All lines that hold the string "views" should be copied. Find them in the listing below.

......

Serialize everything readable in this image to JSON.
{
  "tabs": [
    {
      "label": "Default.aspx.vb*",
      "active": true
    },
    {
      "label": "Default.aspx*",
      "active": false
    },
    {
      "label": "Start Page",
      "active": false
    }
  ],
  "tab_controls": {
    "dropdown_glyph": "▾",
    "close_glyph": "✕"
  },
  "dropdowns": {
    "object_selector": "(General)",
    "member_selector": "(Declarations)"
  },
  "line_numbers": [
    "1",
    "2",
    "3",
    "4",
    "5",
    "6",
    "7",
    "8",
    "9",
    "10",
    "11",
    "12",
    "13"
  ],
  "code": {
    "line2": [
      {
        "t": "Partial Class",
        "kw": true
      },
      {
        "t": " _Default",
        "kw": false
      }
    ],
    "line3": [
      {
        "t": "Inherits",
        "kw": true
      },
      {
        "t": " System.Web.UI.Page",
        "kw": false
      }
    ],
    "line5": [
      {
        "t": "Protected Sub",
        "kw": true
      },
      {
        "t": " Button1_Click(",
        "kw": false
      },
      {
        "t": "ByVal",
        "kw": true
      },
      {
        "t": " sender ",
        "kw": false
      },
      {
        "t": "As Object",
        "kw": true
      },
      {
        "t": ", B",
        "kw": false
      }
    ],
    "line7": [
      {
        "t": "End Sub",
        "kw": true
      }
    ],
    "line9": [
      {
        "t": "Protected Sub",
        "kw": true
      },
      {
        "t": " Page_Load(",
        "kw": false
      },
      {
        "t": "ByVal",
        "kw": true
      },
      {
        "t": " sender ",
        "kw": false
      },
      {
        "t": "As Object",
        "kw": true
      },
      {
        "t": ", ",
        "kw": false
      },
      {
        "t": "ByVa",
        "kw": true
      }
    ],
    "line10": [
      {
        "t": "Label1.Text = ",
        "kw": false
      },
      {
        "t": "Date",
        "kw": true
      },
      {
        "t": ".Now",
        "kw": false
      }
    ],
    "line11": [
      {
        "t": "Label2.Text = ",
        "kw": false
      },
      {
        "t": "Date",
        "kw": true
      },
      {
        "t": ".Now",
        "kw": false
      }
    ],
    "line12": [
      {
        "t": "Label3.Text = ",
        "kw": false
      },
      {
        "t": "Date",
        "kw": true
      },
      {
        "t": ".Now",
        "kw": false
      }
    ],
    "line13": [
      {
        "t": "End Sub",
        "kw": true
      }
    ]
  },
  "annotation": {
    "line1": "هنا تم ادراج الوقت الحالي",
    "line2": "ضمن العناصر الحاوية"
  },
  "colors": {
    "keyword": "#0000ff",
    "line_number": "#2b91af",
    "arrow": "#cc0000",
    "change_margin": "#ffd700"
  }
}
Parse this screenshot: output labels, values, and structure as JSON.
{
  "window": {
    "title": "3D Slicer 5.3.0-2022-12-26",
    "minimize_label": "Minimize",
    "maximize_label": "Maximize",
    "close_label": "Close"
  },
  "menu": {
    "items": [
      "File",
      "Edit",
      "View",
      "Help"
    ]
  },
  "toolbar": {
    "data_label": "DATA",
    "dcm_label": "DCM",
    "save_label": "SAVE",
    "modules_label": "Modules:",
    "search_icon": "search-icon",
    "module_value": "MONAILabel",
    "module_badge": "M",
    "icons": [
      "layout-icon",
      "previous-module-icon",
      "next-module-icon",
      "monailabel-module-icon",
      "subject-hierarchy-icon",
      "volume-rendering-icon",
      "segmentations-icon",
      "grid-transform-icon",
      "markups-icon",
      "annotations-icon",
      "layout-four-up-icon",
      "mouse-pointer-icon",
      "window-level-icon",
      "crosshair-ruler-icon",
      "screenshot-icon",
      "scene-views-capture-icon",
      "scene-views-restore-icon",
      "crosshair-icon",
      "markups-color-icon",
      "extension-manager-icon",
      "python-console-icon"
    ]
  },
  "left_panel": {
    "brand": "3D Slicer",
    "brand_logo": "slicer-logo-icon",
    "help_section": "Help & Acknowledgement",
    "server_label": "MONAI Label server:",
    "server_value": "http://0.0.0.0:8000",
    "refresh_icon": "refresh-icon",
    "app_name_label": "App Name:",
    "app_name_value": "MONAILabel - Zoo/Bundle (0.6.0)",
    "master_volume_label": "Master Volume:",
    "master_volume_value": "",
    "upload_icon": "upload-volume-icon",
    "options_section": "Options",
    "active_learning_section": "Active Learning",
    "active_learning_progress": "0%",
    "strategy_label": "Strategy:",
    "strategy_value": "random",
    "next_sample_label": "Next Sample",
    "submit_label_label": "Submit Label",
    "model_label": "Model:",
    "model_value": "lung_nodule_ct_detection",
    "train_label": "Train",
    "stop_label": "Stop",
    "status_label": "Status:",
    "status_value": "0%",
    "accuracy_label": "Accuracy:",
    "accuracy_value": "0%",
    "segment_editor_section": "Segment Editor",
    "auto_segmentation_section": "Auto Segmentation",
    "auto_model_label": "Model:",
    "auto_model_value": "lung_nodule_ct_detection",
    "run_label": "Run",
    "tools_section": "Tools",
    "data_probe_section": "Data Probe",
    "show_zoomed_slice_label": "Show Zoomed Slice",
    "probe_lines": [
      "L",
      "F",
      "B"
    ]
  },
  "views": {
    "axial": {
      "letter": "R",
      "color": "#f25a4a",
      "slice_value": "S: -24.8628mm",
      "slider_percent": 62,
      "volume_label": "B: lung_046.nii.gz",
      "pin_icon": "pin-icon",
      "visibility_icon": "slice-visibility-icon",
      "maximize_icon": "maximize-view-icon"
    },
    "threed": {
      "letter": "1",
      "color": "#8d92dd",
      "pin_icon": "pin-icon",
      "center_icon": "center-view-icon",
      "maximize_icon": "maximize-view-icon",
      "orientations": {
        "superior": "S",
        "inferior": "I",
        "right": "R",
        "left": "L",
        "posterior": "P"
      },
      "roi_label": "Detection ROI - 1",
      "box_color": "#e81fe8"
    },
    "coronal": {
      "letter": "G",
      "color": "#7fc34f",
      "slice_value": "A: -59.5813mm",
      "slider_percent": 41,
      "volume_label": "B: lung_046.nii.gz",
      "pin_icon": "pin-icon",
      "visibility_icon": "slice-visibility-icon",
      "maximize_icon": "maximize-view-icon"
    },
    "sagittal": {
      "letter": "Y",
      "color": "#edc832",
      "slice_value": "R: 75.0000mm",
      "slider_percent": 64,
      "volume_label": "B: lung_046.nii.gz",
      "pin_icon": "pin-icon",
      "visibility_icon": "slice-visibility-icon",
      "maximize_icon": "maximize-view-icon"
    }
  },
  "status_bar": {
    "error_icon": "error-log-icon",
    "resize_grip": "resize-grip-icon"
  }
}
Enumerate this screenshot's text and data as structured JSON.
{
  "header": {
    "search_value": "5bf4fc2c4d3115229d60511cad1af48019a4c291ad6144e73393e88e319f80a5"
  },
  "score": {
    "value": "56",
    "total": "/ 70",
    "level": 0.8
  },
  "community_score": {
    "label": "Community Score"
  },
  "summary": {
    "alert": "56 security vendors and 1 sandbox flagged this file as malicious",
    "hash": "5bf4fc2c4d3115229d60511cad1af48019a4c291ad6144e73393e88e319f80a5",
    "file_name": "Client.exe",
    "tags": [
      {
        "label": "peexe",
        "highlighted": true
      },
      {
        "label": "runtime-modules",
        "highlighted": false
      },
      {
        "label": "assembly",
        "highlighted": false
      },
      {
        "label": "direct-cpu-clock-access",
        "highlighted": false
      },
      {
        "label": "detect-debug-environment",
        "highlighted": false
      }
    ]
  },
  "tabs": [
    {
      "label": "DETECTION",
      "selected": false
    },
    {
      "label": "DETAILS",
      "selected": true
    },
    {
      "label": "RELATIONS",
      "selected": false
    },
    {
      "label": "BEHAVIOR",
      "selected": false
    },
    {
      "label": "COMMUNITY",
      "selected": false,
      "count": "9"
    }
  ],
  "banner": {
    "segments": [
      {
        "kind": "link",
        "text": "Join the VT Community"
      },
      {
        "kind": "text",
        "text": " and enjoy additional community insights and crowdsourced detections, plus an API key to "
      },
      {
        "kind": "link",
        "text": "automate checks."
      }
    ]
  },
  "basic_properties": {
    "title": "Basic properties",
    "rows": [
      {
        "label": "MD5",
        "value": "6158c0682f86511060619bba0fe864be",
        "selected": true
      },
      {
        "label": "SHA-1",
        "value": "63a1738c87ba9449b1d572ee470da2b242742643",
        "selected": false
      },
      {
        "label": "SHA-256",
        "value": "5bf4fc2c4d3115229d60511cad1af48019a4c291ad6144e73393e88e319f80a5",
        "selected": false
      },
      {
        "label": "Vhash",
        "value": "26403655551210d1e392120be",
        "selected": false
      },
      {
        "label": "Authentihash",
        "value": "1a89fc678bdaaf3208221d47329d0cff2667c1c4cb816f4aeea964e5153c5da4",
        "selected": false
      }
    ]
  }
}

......

> **Answer**:
      "scene-views-capture-icon",
      "scene-views-restore-icon",
  "views": {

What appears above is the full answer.